Stored entries
▼

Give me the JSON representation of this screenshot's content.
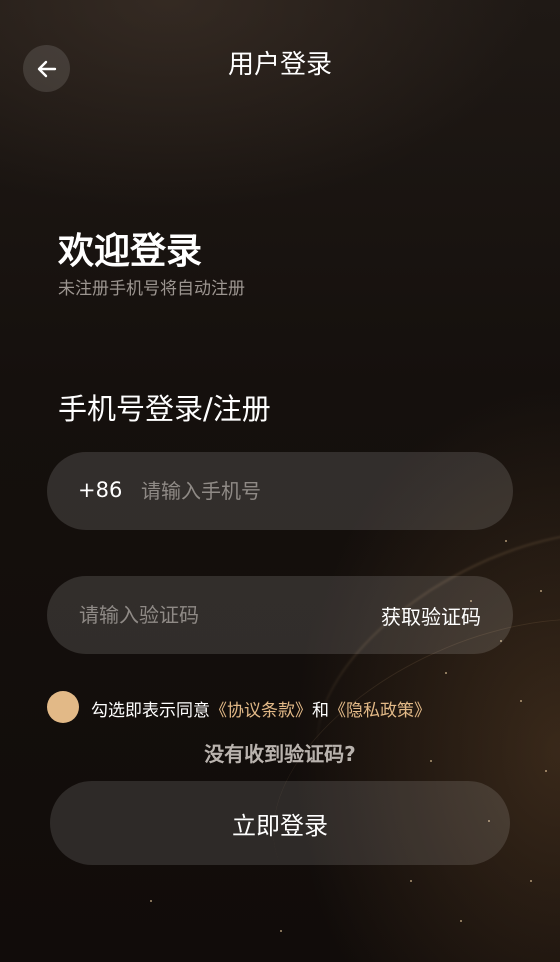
{
  "header": {
    "title": "用户登录",
    "back_icon": "arrow-left-icon"
  },
  "welcome": {
    "title": "欢迎登录",
    "subtitle": "未注册手机号将自动注册"
  },
  "section": {
    "title": "手机号登录/注册"
  },
  "phone_field": {
    "prefix": "+86",
    "placeholder": "请输入手机号",
    "value": ""
  },
  "code_field": {
    "placeholder": "请输入验证码",
    "value": "",
    "get_code_label": "获取验证码"
  },
  "agreement": {
    "checked": true,
    "prefix": "勾选即表示同意",
    "terms_link": "《协议条款》",
    "conjunction": "和",
    "privacy_link": "《隐私政策》"
  },
  "resend_label": "没有收到验证码?",
  "submit_label": "立即登录",
  "colors": {
    "accent": "#e2b987",
    "background": "#110d0b",
    "field_bg": "#2a2623"
  }
}
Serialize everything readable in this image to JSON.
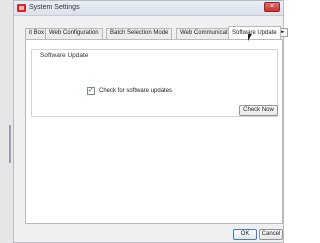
{
  "window": {
    "title": "System Settings",
    "close_glyph": "×"
  },
  "tabs": [
    {
      "label": "it Box"
    },
    {
      "label": "Web Configuration"
    },
    {
      "label": "Batch Selection Mode"
    },
    {
      "label": "Web Communication"
    },
    {
      "label": "Software Update",
      "active": true
    }
  ],
  "tab_scroll": {
    "glyph": "◂▸"
  },
  "software_update": {
    "group_title": "Software Update",
    "check_label": "Check for software updates",
    "checked": true,
    "check_glyph": "✓",
    "check_now_label": "Check Now"
  },
  "footer": {
    "ok_label": "OK",
    "cancel_label": "Cancel"
  }
}
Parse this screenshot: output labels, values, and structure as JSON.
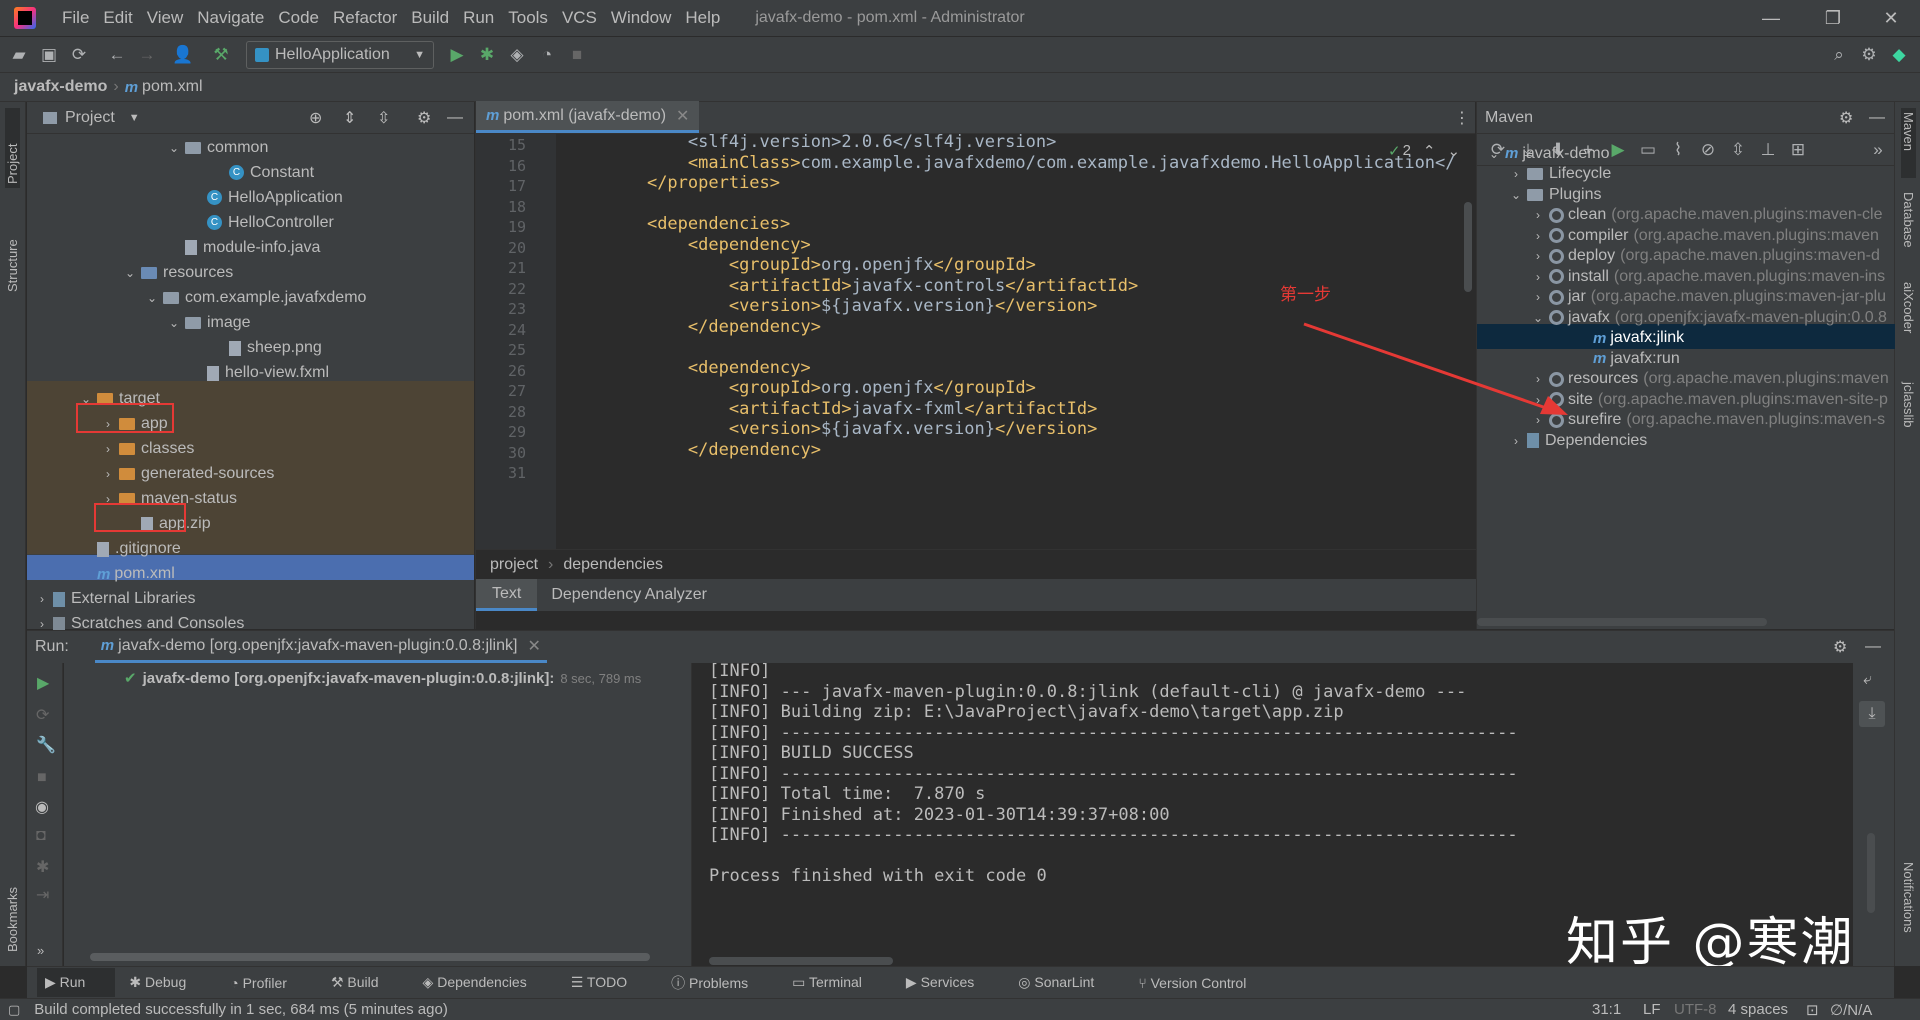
{
  "window": {
    "title": "javafx-demo - pom.xml - Administrator",
    "menu": [
      "File",
      "Edit",
      "View",
      "Navigate",
      "Code",
      "Refactor",
      "Build",
      "Run",
      "Tools",
      "VCS",
      "Window",
      "Help"
    ]
  },
  "toolbar": {
    "run_config": "HelloApplication"
  },
  "navbar": {
    "project": "javafx-demo",
    "file": "pom.xml"
  },
  "project_panel": {
    "title": "Project",
    "tree": [
      {
        "label": "common",
        "indent": 6,
        "icon": "folder",
        "arrow": "v"
      },
      {
        "label": "Constant",
        "indent": 8,
        "icon": "class"
      },
      {
        "label": "HelloApplication",
        "indent": 7,
        "icon": "class"
      },
      {
        "label": "HelloController",
        "indent": 7,
        "icon": "class"
      },
      {
        "label": "module-info.java",
        "indent": 6,
        "icon": "file"
      },
      {
        "label": "resources",
        "indent": 4,
        "icon": "folder-res",
        "arrow": "v"
      },
      {
        "label": "com.example.javafxdemo",
        "indent": 5,
        "icon": "folder",
        "arrow": "v"
      },
      {
        "label": "image",
        "indent": 6,
        "icon": "folder",
        "arrow": "v"
      },
      {
        "label": "sheep.png",
        "indent": 8,
        "icon": "file"
      },
      {
        "label": "hello-view.fxml",
        "indent": 7,
        "icon": "file"
      },
      {
        "label": "target",
        "indent": 2,
        "icon": "folder-orange",
        "arrow": "v"
      },
      {
        "label": "app",
        "indent": 3,
        "icon": "folder-orange",
        "arrow": ">"
      },
      {
        "label": "classes",
        "indent": 3,
        "icon": "folder-orange",
        "arrow": ">"
      },
      {
        "label": "generated-sources",
        "indent": 3,
        "icon": "folder-orange",
        "arrow": ">"
      },
      {
        "label": "maven-status",
        "indent": 3,
        "icon": "folder-orange",
        "arrow": ">"
      },
      {
        "label": "app.zip",
        "indent": 4,
        "icon": "file"
      },
      {
        "label": ".gitignore",
        "indent": 2,
        "icon": "file"
      },
      {
        "label": "pom.xml",
        "indent": 2,
        "icon": "maven"
      },
      {
        "label": "External Libraries",
        "indent": 0,
        "icon": "lib",
        "arrow": ">"
      },
      {
        "label": "Scratches and Consoles",
        "indent": 0,
        "icon": "scratch",
        "arrow": ">"
      }
    ]
  },
  "editor": {
    "tab": "pom.xml (javafx-demo)",
    "inspection_count": "2",
    "lines": [
      {
        "n": "15",
        "code": "        <slf4j.version>2.0.6</slf4j.version>"
      },
      {
        "n": "16",
        "code": "        <mainClass>com.example.javafxdemo/com.example.javafxdemo.HelloApplication</"
      },
      {
        "n": "17",
        "code": "    </properties>"
      },
      {
        "n": "18",
        "code": ""
      },
      {
        "n": "19",
        "code": "    <dependencies>"
      },
      {
        "n": "20",
        "code": "        <dependency>"
      },
      {
        "n": "21",
        "code": "            <groupId>org.openjfx</groupId>"
      },
      {
        "n": "22",
        "code": "            <artifactId>javafx-controls</artifactId>"
      },
      {
        "n": "23",
        "code": "            <version>${javafx.version}</version>"
      },
      {
        "n": "24",
        "code": "        </dependency>"
      },
      {
        "n": "25",
        "code": ""
      },
      {
        "n": "26",
        "code": "        <dependency>"
      },
      {
        "n": "27",
        "code": "            <groupId>org.openjfx</groupId>"
      },
      {
        "n": "28",
        "code": "            <artifactId>javafx-fxml</artifactId>"
      },
      {
        "n": "29",
        "code": "            <version>${javafx.version}</version>"
      },
      {
        "n": "30",
        "code": "        </dependency>"
      },
      {
        "n": "31",
        "code": ""
      }
    ],
    "breadcrumb": [
      "project",
      "dependencies"
    ],
    "bottom_tabs": [
      "Text",
      "Dependency Analyzer"
    ]
  },
  "maven_panel": {
    "title": "Maven",
    "tree": [
      {
        "label": "javafx-demo",
        "gray": "",
        "indent": 0,
        "arrow": "v",
        "icon": "maven"
      },
      {
        "label": "Lifecycle",
        "gray": "",
        "indent": 1,
        "arrow": ">",
        "icon": "folder"
      },
      {
        "label": "Plugins",
        "gray": "",
        "indent": 1,
        "arrow": "v",
        "icon": "folder"
      },
      {
        "label": "clean",
        "gray": "(org.apache.maven.plugins:maven-cle",
        "indent": 2,
        "arrow": ">",
        "icon": "gear"
      },
      {
        "label": "compiler",
        "gray": "(org.apache.maven.plugins:maven",
        "indent": 2,
        "arrow": ">",
        "icon": "gear"
      },
      {
        "label": "deploy",
        "gray": "(org.apache.maven.plugins:maven-d",
        "indent": 2,
        "arrow": ">",
        "icon": "gear"
      },
      {
        "label": "install",
        "gray": "(org.apache.maven.plugins:maven-ins",
        "indent": 2,
        "arrow": ">",
        "icon": "gear"
      },
      {
        "label": "jar",
        "gray": "(org.apache.maven.plugins:maven-jar-plu",
        "indent": 2,
        "arrow": ">",
        "icon": "gear"
      },
      {
        "label": "javafx",
        "gray": "(org.openjfx:javafx-maven-plugin:0.0.8",
        "indent": 2,
        "arrow": "v",
        "icon": "gear"
      },
      {
        "label": "javafx:jlink",
        "gray": "",
        "indent": 4,
        "arrow": "",
        "icon": "goal",
        "selected": true
      },
      {
        "label": "javafx:run",
        "gray": "",
        "indent": 4,
        "arrow": "",
        "icon": "goal"
      },
      {
        "label": "resources",
        "gray": "(org.apache.maven.plugins:maven",
        "indent": 2,
        "arrow": ">",
        "icon": "gear"
      },
      {
        "label": "site",
        "gray": "(org.apache.maven.plugins:maven-site-p",
        "indent": 2,
        "arrow": ">",
        "icon": "gear"
      },
      {
        "label": "surefire",
        "gray": "(org.apache.maven.plugins:maven-s",
        "indent": 2,
        "arrow": ">",
        "icon": "gear"
      },
      {
        "label": "Dependencies",
        "gray": "",
        "indent": 1,
        "arrow": ">",
        "icon": "lib"
      }
    ]
  },
  "annotation": "第一步",
  "run_panel": {
    "label": "Run:",
    "tab": "javafx-demo [org.openjfx:javafx-maven-plugin:0.0.8:jlink]",
    "tree_item": "javafx-demo [org.openjfx:javafx-maven-plugin:0.0.8:jlink]:",
    "tree_time": "8 sec, 789 ms",
    "console": [
      "[INFO]",
      "[INFO] --- javafx-maven-plugin:0.0.8:jlink (default-cli) @ javafx-demo ---",
      "[INFO] Building zip: E:\\JavaProject\\javafx-demo\\target\\app.zip",
      "[INFO] ------------------------------------------------------------------------",
      "[INFO] BUILD SUCCESS",
      "[INFO] ------------------------------------------------------------------------",
      "[INFO] Total time:  7.870 s",
      "[INFO] Finished at: 2023-01-30T14:39:37+08:00",
      "[INFO] ------------------------------------------------------------------------",
      "",
      "Process finished with exit code 0"
    ]
  },
  "bottom_tabs": [
    "Run",
    "Debug",
    "Profiler",
    "Build",
    "Dependencies",
    "TODO",
    "Problems",
    "Terminal",
    "Services",
    "SonarLint",
    "Version Control"
  ],
  "status": {
    "message": "Build completed successfully in 1 sec, 684 ms (5 minutes ago)",
    "position": "31:1",
    "line_sep": "LF",
    "encoding": "UTF-8",
    "indent": "4 spaces",
    "vcs": "∅/N/A"
  },
  "side_tabs_left": [
    "Project",
    "Structure",
    "Bookmarks"
  ],
  "side_tabs_right": [
    "Maven",
    "Database",
    "aiXcoder",
    "jclasslib",
    "Notifications"
  ],
  "watermark": "知乎 @寒潮",
  "colors": {
    "accent": "#4a88c7",
    "selection": "#4b6eaf",
    "annotation": "#e53935",
    "xml_tag": "#e8bf6a"
  }
}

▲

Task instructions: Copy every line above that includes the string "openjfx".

Result of this exercise:
        "code": "            <groupId>org.openjfx</groupId>"
        "code": "            <groupId>org.openjfx</groupId>"
        "gray": "(org.openjfx:javafx-maven-plugin:0.0.8",
    "tab": "javafx-demo [org.openjfx:javafx-maven-plugin:0.0.8:jlink]",
    "tree_item": "javafx-demo [org.openjfx:javafx-maven-plugin:0.0.8:jlink]:",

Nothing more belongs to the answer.